The number of bigots participating in the demonstrations and violence represents only a fraction of the total.  No child is born a racist.  The young white participants in the neo-Nazi/KKK-type demonstration of bigotry in Charlottesville likely learned their hatred from their parents, either directly or through the intermediary of their friends.  The sad fact is that many of the parents of those white supremacists would be proud of the horrible actions of their children!
 
I hope that this awful event becomes a turning point in a denial of the validity of racism by the vast majority of Americans.  I want this to be the moment in history when we turn the corner on stereotyping and vitriol directed at those of us who live within different "boxes".  The stakes are very high; the future of the human species could well be threatened if we can't overcome this legacy of evil.

2 comments:

Peter Felknor said...

Yes.

Chuck Doswell said...

Postscript:
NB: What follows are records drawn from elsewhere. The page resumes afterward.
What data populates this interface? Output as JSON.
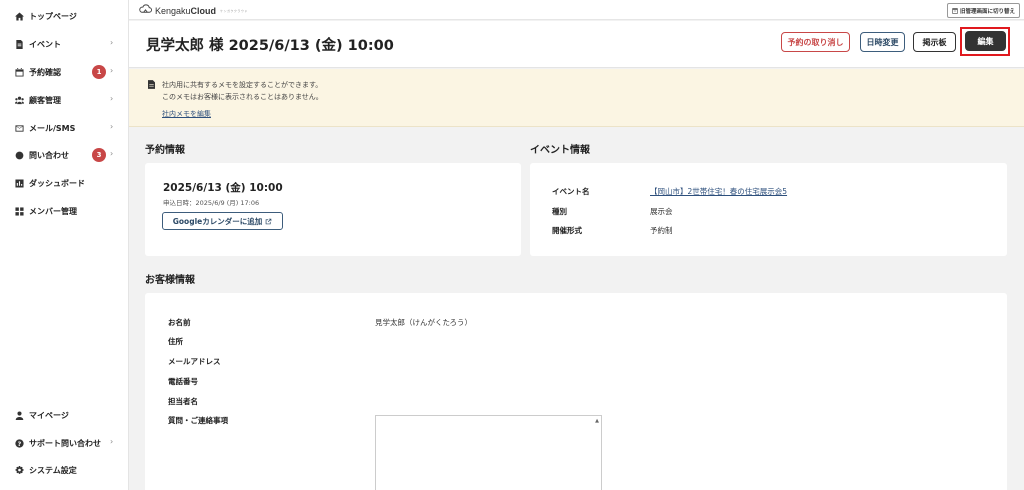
{
  "sidebar": {
    "items": [
      {
        "label": "トップページ",
        "icon": "home-icon"
      },
      {
        "label": "イベント",
        "icon": "document-icon",
        "chevron": "›"
      },
      {
        "label": "予約確認",
        "icon": "calendar-icon",
        "badge": "1",
        "chevron": "›"
      },
      {
        "label": "顧客管理",
        "icon": "users-icon",
        "chevron": "›"
      },
      {
        "label": "メール/SMS",
        "icon": "mail-icon",
        "chevron": "›"
      },
      {
        "label": "問い合わせ",
        "icon": "chat-icon",
        "badge": "3",
        "chevron": "›"
      },
      {
        "label": "ダッシュボード",
        "icon": "chart-icon"
      },
      {
        "label": "メンバー管理",
        "icon": "grid-icon"
      }
    ],
    "bottom_items": [
      {
        "label": "マイページ",
        "icon": "person-icon"
      },
      {
        "label": "サポート問い合わせ",
        "icon": "help-icon",
        "chevron": "›"
      },
      {
        "label": "システム設定",
        "icon": "gear-icon"
      }
    ]
  },
  "topbar": {
    "logo_text_regular": "Kengaku",
    "logo_text_bold": "Cloud",
    "logo_sub": "ケンガククラウド",
    "switch_label": "旧管理画面に切り替え"
  },
  "header": {
    "title": "見学太郎 様 2025/6/13 (金) 10:00",
    "cancel_label": "予約の取り消し",
    "reschedule_label": "日時変更",
    "board_label": "掲示板",
    "edit_label": "編集"
  },
  "memo": {
    "line1": "社内用に共有するメモを設定することができます。",
    "line2": "このメモはお客様に表示されることはありません。",
    "link": "社内メモを編集"
  },
  "reservation": {
    "section_title": "予約情報",
    "date": "2025/6/13 (金) 10:00",
    "applied": "申込日時：2025/6/9 (月) 17:06",
    "gcal_label": "Googleカレンダーに追加"
  },
  "event": {
    "section_title": "イベント情報",
    "rows": [
      {
        "label": "イベント名",
        "value": "【岡山市】2世帯住宅！春の住宅展示会5"
      },
      {
        "label": "種別",
        "value": "展示会"
      },
      {
        "label": "開催形式",
        "value": "予約制"
      }
    ]
  },
  "customer": {
    "section_title": "お客様情報",
    "rows": [
      {
        "label": "お名前",
        "value": "見学太郎（けんがくたろう）"
      },
      {
        "label": "住所",
        "value": ""
      },
      {
        "label": "メールアドレス",
        "value": ""
      },
      {
        "label": "電話番号",
        "value": ""
      },
      {
        "label": "担当者名",
        "value": ""
      },
      {
        "label": "質問・ご連絡事項",
        "value": ""
      }
    ]
  },
  "colors": {
    "accent_red": "#c84747",
    "highlight_red": "#e0191e",
    "link_blue": "#2d4f7c",
    "memo_bg": "#fbf5e3",
    "edit_bg": "#333333"
  }
}
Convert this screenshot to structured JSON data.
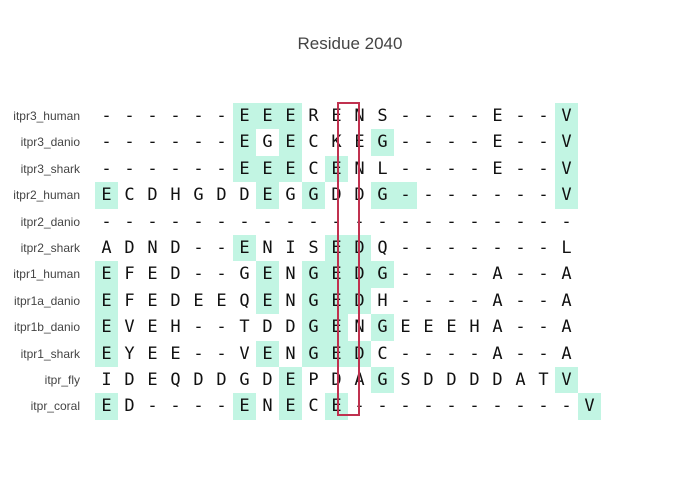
{
  "title": "Residue 2040",
  "colors": {
    "match": "#c2f5e3",
    "highlight_border": "#c0314f"
  },
  "highlight_column_index": 10,
  "sequences": [
    {
      "name": "itpr3_human",
      "residues": "------EEEREN S----E--V",
      "match": "0000001110100000000001"
    },
    {
      "name": "itpr3_danio",
      "residues": "------EGECKEG----E--V",
      "match": "000000101000100000001"
    },
    {
      "name": "itpr3_shark",
      "residues": "------EEECENL----E--V",
      "match": "000000111010000000001"
    },
    {
      "name": "itpr2_human",
      "residues": "ECDHGDDEGGDDG-------V",
      "match": "100000010100110000001"
    },
    {
      "name": "itpr2_danio",
      "residues": "---------------------",
      "match": "000000000000000000000"
    },
    {
      "name": "itpr2_shark",
      "residues": "ADND--ENISEDQ-------L",
      "match": "000000100011000000000"
    },
    {
      "name": "itpr1_human",
      "residues": "EFED--GENGEDG----A--A",
      "match": "100000010111100000000"
    },
    {
      "name": "itpr1a_danio",
      "residues": "EFEDEEQENGEDH----A--A",
      "match": "100000010111000000000"
    },
    {
      "name": "itpr1b_danio",
      "residues": "EVEH--TDDGENGEEEHA--A",
      "match": "100000000110100000000"
    },
    {
      "name": "itpr1_shark",
      "residues": "EYEE--VENGEDC----A--A",
      "match": "100000010111000000000"
    },
    {
      "name": "itpr_fly",
      "residues": "IDEQDDGDEPDAGSDDDDATV",
      "match": "000000001000100000001"
    },
    {
      "name": "itpr_coral",
      "residues": "ED----ENECE----------V",
      "match": "1000001010100000000001"
    }
  ]
}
It's been pointed out to me that anti-Semitic bigotry (a big part of Nazi and neo-Nazi ideology) is not about skin color, but rather it's about religion. I'm an atheist and we atheists are sometimes discriminated against and widely hated and distrusted. Religion can also be an excuse for bigotry that is not focused on genetics. Nevertheless, it's in the same league as genetically-based racism. Many muslims and xtians spew anti-Semitism. Further, many Muslims and xtians hate each other, as well. Religion can create a torrent of bigotry.